    You’ll need acrylic sealer. I used Mod Podge because it’s easy to use and doubles as glue. However it’s not waterproof so I needed a little something extra: Polyurethane in spray form from Home Depot. This should keep my coaster safe from water, condensation, spills, whatever!
    >Tile (from Home Depot)IMG_2400
    >Photo (from local drugstore 1 hour photo)
    >Secure Glue/Acrylic Sealer (from local craft store)
    >Waterproof Sealer (from Home Depot)
    >Felt/Cork (Scraps from home or a craft store)
    None of these supplies broke my wallet.
  2. Glue Photo onto Clean Tile Surface.
    Measure your photo to fit the tile. Take your time in doing this because it’s hard to fix mistakes when you cut too much off eek! Clean the tile’s surface with some rubbing alcohol to remove oil or dust, then go ahead and glue on your photo! Allow the glue to dry thoroughly.
  3. Layer on Acrylic Sealer.
    Take your time to layer on acrylic sealer. I used a brush, but it left me with streak marks leading me to thing that a sponge brush may have been better. Give ample
    time for each layer to dry before the next. I did three layers, which may be enough for you as well. (Note: if you’ve drawn on your tile with Sharpie brushing on sealer may smudge the ink – I recommend spraying on your first layer instead of brushing).
  4. Spray on Waterproof Sealer.IMG_2402
    In a well ventilated space spray on at most two layers of the waterproof sealer of your choice. Make sure to let all sealers dry in a clean space. (I let mine dry outside and got some dirt stuck on the coaster). Make sure to let all sealers dry flat on the
    coaster. (I let mine dry standing against a wall and the polyurethane pooled near the bottom).
  5. Attach Bottom Fabric.
    Use hot glue or any glue you trust to attach the felt or cork to the bottom of your coaster. This will keep the bottom of your coaster from scratching table surfaces. AAAAND YOU’RE DONE!IMG_2401

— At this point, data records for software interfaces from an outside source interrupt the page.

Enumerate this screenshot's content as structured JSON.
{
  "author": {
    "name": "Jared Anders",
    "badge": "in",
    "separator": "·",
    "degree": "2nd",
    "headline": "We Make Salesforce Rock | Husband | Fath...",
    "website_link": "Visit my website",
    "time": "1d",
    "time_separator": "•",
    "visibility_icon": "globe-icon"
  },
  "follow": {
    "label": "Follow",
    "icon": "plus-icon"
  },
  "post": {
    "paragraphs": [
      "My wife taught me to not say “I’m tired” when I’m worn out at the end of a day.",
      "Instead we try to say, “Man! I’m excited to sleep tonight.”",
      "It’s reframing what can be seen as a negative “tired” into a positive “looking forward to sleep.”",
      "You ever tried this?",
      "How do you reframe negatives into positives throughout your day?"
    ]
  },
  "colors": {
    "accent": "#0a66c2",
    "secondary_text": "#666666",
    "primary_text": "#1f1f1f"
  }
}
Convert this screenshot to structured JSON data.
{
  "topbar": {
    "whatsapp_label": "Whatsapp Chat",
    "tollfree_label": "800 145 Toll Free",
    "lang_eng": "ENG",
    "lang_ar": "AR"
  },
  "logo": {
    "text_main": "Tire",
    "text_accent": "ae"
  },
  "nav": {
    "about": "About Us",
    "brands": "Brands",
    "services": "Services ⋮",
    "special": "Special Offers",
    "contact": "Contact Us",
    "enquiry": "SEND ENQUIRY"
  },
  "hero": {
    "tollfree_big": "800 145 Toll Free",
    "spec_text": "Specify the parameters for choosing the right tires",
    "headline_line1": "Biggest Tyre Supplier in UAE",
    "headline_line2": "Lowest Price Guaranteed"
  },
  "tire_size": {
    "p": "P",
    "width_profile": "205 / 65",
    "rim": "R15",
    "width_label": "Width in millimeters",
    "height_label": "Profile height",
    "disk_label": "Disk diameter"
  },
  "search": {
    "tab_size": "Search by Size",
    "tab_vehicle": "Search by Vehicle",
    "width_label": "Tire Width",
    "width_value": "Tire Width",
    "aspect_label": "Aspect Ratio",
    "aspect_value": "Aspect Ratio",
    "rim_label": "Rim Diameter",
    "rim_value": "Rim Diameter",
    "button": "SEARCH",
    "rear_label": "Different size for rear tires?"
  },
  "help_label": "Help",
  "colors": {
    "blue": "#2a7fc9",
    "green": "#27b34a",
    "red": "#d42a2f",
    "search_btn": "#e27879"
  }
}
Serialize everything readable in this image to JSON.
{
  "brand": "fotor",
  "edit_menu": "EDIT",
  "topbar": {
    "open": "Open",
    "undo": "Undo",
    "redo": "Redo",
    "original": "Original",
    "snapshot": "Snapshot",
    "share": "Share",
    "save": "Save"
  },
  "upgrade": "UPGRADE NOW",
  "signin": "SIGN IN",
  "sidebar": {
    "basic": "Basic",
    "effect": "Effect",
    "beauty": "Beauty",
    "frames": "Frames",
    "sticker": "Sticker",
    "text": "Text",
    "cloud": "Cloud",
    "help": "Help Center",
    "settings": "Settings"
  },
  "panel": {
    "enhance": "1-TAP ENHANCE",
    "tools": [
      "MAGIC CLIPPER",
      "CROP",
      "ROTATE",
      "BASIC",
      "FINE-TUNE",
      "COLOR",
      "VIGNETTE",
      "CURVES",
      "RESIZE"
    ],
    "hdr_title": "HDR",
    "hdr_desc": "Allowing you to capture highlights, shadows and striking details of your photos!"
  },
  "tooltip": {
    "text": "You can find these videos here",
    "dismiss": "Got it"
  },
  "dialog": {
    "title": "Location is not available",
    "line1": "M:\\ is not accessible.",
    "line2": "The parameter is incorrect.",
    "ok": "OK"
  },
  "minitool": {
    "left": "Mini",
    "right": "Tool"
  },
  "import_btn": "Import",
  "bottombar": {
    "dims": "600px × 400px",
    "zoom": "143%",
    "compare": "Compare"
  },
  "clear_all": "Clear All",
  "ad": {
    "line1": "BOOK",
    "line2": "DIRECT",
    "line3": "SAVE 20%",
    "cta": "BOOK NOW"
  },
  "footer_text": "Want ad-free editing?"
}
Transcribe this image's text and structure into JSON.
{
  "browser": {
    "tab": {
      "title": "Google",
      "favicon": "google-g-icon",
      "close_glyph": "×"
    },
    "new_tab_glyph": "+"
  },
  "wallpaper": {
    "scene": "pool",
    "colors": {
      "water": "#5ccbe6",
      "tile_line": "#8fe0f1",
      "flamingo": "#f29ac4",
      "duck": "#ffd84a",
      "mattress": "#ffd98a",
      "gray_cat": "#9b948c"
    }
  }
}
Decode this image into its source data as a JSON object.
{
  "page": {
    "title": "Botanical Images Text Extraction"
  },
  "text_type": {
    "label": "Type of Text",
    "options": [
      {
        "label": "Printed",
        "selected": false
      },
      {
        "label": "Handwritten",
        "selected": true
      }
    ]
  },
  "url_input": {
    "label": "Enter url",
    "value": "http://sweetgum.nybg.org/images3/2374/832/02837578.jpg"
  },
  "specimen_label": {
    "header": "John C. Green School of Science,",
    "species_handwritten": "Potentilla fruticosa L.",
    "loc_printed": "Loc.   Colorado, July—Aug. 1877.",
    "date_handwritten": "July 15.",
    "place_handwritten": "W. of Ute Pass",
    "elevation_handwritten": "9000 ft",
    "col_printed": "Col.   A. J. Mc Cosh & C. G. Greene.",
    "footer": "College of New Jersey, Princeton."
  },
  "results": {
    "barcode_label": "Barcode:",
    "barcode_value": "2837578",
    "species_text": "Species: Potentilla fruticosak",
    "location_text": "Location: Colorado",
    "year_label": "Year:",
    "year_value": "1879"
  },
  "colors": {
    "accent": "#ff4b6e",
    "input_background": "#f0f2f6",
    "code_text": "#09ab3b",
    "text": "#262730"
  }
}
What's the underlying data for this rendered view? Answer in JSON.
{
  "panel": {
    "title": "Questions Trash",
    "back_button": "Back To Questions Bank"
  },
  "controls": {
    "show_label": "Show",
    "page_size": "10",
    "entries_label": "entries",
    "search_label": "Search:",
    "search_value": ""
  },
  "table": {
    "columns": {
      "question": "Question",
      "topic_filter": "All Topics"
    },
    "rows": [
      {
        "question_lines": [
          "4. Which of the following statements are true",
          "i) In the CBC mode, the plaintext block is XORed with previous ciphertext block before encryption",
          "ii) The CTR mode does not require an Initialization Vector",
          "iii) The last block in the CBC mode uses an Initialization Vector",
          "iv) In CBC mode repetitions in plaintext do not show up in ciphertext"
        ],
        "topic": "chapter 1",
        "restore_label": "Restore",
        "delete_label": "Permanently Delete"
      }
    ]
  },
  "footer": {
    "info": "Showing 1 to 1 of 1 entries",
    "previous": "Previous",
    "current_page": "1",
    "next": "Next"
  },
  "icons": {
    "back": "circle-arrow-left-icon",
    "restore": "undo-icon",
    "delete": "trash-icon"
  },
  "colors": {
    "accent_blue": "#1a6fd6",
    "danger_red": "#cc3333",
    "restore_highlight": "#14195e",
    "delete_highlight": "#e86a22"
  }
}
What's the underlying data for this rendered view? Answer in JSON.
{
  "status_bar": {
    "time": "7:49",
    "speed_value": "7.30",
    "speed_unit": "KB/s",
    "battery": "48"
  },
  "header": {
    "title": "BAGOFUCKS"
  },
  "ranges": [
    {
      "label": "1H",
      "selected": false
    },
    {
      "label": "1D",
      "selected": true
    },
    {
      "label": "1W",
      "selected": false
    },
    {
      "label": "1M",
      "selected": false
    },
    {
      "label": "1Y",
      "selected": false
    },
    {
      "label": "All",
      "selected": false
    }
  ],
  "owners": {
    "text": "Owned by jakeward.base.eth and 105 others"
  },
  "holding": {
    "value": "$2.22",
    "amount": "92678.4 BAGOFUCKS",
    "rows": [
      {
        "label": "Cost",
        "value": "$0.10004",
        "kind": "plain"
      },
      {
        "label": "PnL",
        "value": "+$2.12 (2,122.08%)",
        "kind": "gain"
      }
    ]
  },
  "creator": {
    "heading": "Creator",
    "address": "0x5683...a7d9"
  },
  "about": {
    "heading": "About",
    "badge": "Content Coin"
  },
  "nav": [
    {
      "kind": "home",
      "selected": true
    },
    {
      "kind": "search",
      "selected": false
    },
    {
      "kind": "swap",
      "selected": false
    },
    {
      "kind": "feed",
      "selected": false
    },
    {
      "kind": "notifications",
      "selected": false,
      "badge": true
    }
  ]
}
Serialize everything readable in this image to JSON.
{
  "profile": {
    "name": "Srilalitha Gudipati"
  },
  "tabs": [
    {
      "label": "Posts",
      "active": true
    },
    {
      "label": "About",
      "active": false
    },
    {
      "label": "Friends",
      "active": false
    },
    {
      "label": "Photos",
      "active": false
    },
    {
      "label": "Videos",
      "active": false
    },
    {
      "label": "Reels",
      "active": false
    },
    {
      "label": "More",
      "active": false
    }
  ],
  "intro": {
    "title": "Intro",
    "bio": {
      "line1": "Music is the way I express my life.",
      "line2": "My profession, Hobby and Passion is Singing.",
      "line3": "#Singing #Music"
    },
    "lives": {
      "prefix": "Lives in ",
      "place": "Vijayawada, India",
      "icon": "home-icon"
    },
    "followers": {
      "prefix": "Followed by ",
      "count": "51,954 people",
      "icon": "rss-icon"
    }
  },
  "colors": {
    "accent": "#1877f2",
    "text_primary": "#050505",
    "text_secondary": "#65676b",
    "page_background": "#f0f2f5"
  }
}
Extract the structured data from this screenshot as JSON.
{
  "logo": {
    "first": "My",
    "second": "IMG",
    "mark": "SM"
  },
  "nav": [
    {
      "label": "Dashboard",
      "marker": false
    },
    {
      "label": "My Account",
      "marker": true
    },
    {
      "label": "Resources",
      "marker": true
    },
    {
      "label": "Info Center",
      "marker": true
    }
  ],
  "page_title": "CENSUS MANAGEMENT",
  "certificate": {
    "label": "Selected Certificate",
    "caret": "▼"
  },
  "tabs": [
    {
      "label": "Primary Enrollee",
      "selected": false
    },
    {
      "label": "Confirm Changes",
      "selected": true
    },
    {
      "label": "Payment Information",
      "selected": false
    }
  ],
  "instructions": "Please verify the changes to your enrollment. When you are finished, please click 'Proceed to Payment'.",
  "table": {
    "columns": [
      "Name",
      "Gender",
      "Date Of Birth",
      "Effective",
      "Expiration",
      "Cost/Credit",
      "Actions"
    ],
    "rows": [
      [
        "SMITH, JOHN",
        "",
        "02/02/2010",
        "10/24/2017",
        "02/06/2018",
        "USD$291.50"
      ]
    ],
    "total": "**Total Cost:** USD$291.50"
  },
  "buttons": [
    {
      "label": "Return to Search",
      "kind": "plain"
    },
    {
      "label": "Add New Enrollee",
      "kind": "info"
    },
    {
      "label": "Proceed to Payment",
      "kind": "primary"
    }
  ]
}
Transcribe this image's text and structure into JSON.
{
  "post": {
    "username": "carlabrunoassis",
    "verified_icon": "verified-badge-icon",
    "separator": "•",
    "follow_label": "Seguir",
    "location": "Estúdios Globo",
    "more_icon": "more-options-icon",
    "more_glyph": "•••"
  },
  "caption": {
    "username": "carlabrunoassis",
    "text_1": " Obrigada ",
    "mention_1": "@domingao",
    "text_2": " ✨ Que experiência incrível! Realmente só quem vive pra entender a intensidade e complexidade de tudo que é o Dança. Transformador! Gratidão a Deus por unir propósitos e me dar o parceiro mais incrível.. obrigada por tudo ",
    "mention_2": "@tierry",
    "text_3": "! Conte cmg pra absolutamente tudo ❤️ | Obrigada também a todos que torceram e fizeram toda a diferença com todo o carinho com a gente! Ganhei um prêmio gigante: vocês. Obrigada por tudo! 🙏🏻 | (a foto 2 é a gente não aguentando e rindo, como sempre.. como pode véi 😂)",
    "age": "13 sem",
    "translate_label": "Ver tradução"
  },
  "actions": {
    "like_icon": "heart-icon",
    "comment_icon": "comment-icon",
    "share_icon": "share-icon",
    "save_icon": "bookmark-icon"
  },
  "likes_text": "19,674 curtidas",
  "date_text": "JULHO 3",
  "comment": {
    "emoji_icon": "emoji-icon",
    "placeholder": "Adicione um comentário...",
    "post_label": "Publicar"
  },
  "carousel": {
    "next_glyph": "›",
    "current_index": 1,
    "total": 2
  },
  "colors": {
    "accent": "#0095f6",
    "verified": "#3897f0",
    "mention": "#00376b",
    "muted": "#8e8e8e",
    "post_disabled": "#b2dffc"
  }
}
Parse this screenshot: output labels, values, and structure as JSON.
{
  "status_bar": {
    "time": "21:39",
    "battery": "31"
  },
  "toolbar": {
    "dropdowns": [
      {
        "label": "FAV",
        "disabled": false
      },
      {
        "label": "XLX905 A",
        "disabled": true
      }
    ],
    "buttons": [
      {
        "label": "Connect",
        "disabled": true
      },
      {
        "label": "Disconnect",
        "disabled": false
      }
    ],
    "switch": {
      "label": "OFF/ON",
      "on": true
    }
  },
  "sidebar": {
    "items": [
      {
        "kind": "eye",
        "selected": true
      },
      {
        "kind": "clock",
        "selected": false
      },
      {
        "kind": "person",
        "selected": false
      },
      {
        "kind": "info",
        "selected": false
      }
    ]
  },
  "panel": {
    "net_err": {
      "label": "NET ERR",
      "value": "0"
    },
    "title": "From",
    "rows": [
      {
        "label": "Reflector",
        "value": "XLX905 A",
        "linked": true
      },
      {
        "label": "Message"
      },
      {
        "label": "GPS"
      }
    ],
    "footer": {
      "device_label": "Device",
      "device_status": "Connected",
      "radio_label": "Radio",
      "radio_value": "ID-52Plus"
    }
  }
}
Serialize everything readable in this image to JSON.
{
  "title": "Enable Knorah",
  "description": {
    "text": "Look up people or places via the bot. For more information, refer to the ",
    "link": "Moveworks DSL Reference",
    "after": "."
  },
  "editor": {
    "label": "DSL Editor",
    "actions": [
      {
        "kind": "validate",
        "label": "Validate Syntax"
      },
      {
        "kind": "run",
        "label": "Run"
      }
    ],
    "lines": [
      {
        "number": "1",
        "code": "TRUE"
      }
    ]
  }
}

If I make any more coasters I will post photos of them on this post to supply some more inspo.

DIY, Homemade, Repurpose

Upcycled Candle Jar

One of my favorite ways to reduce my carbon footprint is to repurpose old glass containers. Recently I finished off a candle and had only the dredges of wax left stuck to the bottom of a pretty glass container. Here is how I decided to reuse the jar:


This was easy and fun to make, if you’re interested in making something similar for yourself the steps are below.

  1. Remove the Remaining Wax.
    Place the candle jar into a slow boiling pot of water. Make sure the water cannot enter the candle jar. Slowly the hot water surrounding the glass will heat up the remaining wax, after which you can pour out the melted wax and are left with a clean jar.
  2. Clean the Jar.
    After the jar has cooled, clean it with soap and warm water to remove any residual wax. This sometimes requires a bit of elbow grease.
  3. Create a Design.
    Here’s the most fun part. You can do whatever you like: minimal, intricate (like mine – I used plain ‘ol sharpie), modern, or even natural. For now pinterest away for some inspiration, but I’ll have some examples up soon of my own designs.
  4. Add Filler.IMG_2395
    Since the point is to reuse and repurpose I urge you to skip buying a filler and instead find one. I went down to the beach and collected a bit of sand for my filler. Some ideas are: wood, stones, cut up pine needles, pine cone pieces, wine bottle cork, ┬ábeans, grains, paper stars, paper shavings…the list goes on. Just remember, if you’re collecting filler from nature to not take more than needed, and to clean it thoroughly.
  5. Enjoy a New Container!
    I chose to store my make up brushes in mine, let me know how you decided to use yours.